E.ON signed a $34 billion agreement with EBX’s MPX in January.
The investment in EBX is the biggest ever in Latin America by the $46 billion Mubadala fund. The fund is looking to Latin America and other emerging markets for faster growth than more developed markets in North America and Europe.
“This ... transaction marks our first significant direct investment into one of the fastest growing markets and is an important step in Mubadala’s development of strategic opportunities in Brazil and Latin America,” Khaldoon al-Mubarak, Mubadala’s chief executive and managing director, said in a statement.
The EBX investment follows a report this week that Mubadala is in talks to take a stake in a Guinean bauxite joint venture.
Shares of Batista-controlled MMX Mineracao (MMXM3.SA), EBX's iron ore unit, rose 5.03 percent in Sao Paulo, while LLX Logistica LLXL3.SA, EBX's port and transportation company, rose 0.81 percent. OSX rose 0.94 percent, while electricity, coal and natural gas unit MPX MPXE3.SA rose 1.35 percent. Brazil's benchmark Bovespa index of the Sao Paulo stock exchange .BVSP rose 1.32 percent.
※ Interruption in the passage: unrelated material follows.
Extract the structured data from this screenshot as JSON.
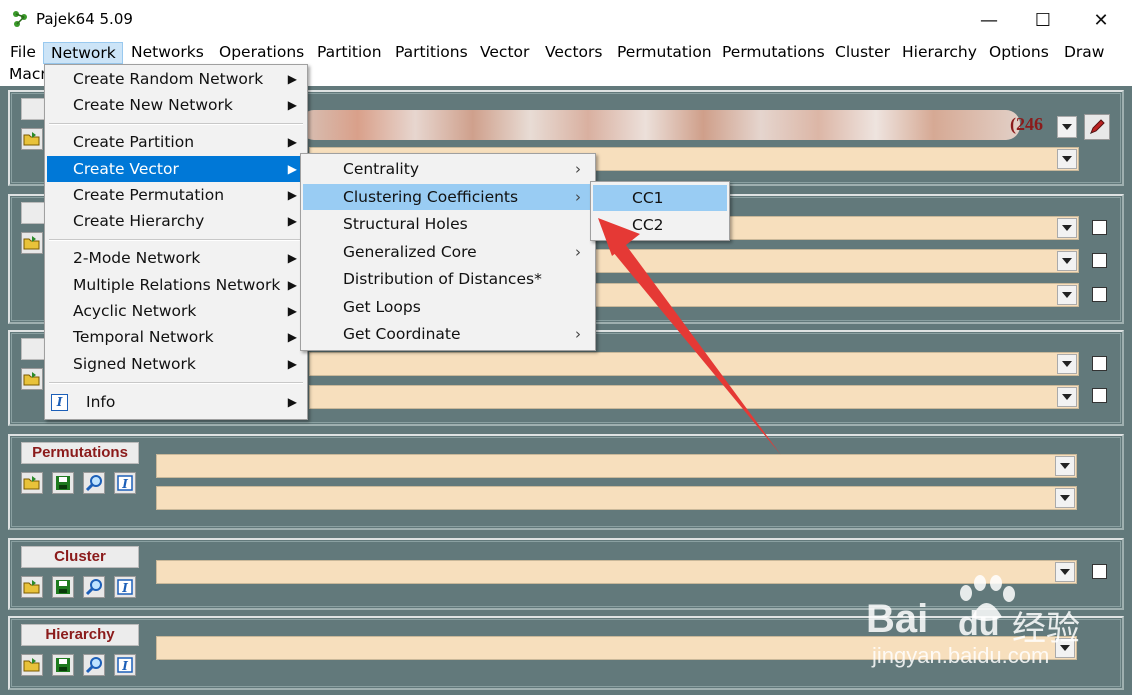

OGX OGXP3.SA, the EBX group’s oil and gas unit, fell 2.4 percent. Brazil’s No. 2 oil company by market value, OGX plans to produce 1.4 million barrels of oil and natural gas equivalent by 2020.
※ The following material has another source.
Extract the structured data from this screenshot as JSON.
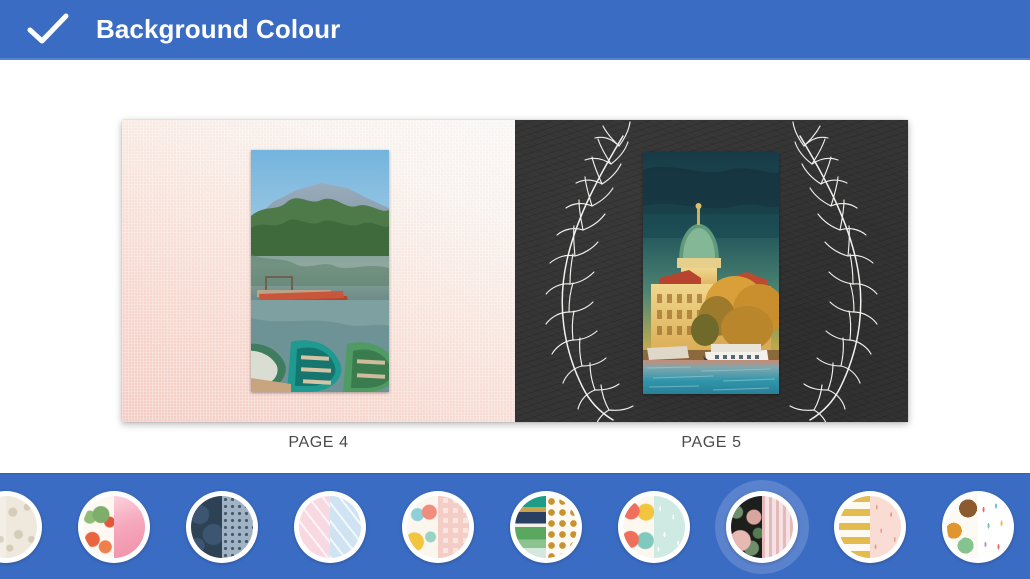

That is about half the current output of the United Arab Emirates, of which Abu Dhabi is a part.
Through Centennial, the investment gives Mubadala an indirect stake MMX, LLX, MPX, OSX and OGX as well as in sports marketing, gold mining, healthcare, beauty products and entertainment companies.
While most EBX companies are in the start-up phase, the group is expected to generate $15 billion in annual operational earnings by the end of 2015, Batista, Brazil’s richest man, said in August.
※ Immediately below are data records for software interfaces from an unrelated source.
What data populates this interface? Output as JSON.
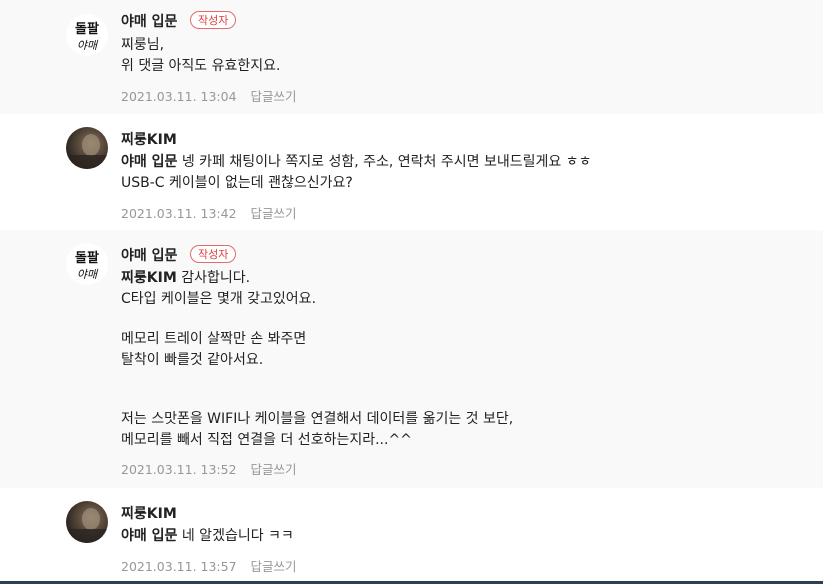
{
  "comments": [
    {
      "author": "야매 입문",
      "badge": "작성자",
      "mention": "",
      "lines": [
        "찌룽님,",
        "위 댓글 아직도 유효한지요."
      ],
      "date": "2021.03.11. 13:04",
      "reply_label": "답글쓰기",
      "avatar": "channel-logo"
    },
    {
      "author": "찌룽KIM",
      "mention": "야매 입문",
      "first_line_rest": " 넹 카페 채팅이나 쪽지로 성함, 주소, 연락처 주시면 보내드릴게요 ㅎㅎ",
      "lines": [
        "USB-C 케이블이 없는데 괜찮으신가요?"
      ],
      "date": "2021.03.11. 13:42",
      "reply_label": "답글쓰기",
      "avatar": "user-photo"
    },
    {
      "author": "야매 입문",
      "badge": "작성자",
      "mention": "찌룽KIM",
      "first_line_rest": " 감사합니다.",
      "lines": [
        "C타입 케이블은 몇개 갖고있어요.",
        "",
        "메모리 트레이 살짝만 손 봐주면",
        "탈착이 빠를것 같아서요.",
        "",
        "",
        "저는 스맛폰을 WIFI나 케이블을 연결해서 데이터를 옮기는 것 보단,",
        "메모리를 빼서 직접 연결을 더 선호하는지라...^^"
      ],
      "date": "2021.03.11. 13:52",
      "reply_label": "답글쓰기",
      "avatar": "channel-logo"
    },
    {
      "author": "찌룽KIM",
      "mention": "야매 입문",
      "first_line_rest": " 네 알겠습니다 ㅋㅋ",
      "lines": [],
      "date": "2021.03.11. 13:57",
      "reply_label": "답글쓰기",
      "avatar": "user-photo"
    }
  ],
  "logo": {
    "line1": "돌팔",
    "line2": "야매"
  },
  "colors": {
    "badge": "#e0403f",
    "meta": "#979797",
    "bg_alt": "#f9f9f9"
  }
}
The deal will also give Mubadala, which has assets worth about $46 billion, “participation in both EBX and Mr. Batista’s pipeline of future investment opportunities, such as technology companies, cement, fertilizers, entertainment and others,” the company said.
The fertilizer investments are planned for Brazil’s northeastern state of Maranhão, where MPX and OGX have large natural gas resources. Mubadala and EBX hope to produce crop nutrients for Brazil’s growing agricultural frontier in the country’s northeast and Cerrado region using that gas, Batista said.
“The next 30 million tonnes of Brazilian grains production is going to come from this region and we are close to it with cheap gas,” Batista said. “Mubadala is very interested in food security and growth crops to supply the Emirates with food.”
The fertilizer investments are going to be a private EBX venture through Centennial and not part of one of EBX’s traded companies, Batista said.
He also hopes the investment will help him speed up construction at OSX’s shipyard on the grounds of LLX’s Port of Açu, north of Rio de Janeiro.
Troubles at Brazil’s largest shipyard, Estaleiro Atlantica Sul near Recife, could result in additional business for OSX as state-led oil company Petrobras (PETR4.SA) seeks to speed its own offshore oil and gas investments.
Samsung, the Korean partner in Atlantico Sul, recently quit after disagreements with its Brazilian partners and low efficiency.
“Their loss could be our gain,” Batista said. “Petrobras is looking carefully at our project as an alternative to Atlantico Sul.”
While EBX is based in Brazil, the world’s sixth-largest economy, Batista and his EBX companies also have mining and port assets in Chile and Colombia, which could help open those markets to further Mubadala investment in Latin America.
Mubadala is seeking ways to use its oil revenue to develop and sustain Abu Dhabi and its social services in view of diminishing oil reserves.
Writing by Amran Abocar; Additional reporting by Jeb Blount in Rio de Janeiro; Editing by Reed Stevenson, Marguerita Choy, Gunna Dickson, Gary Hill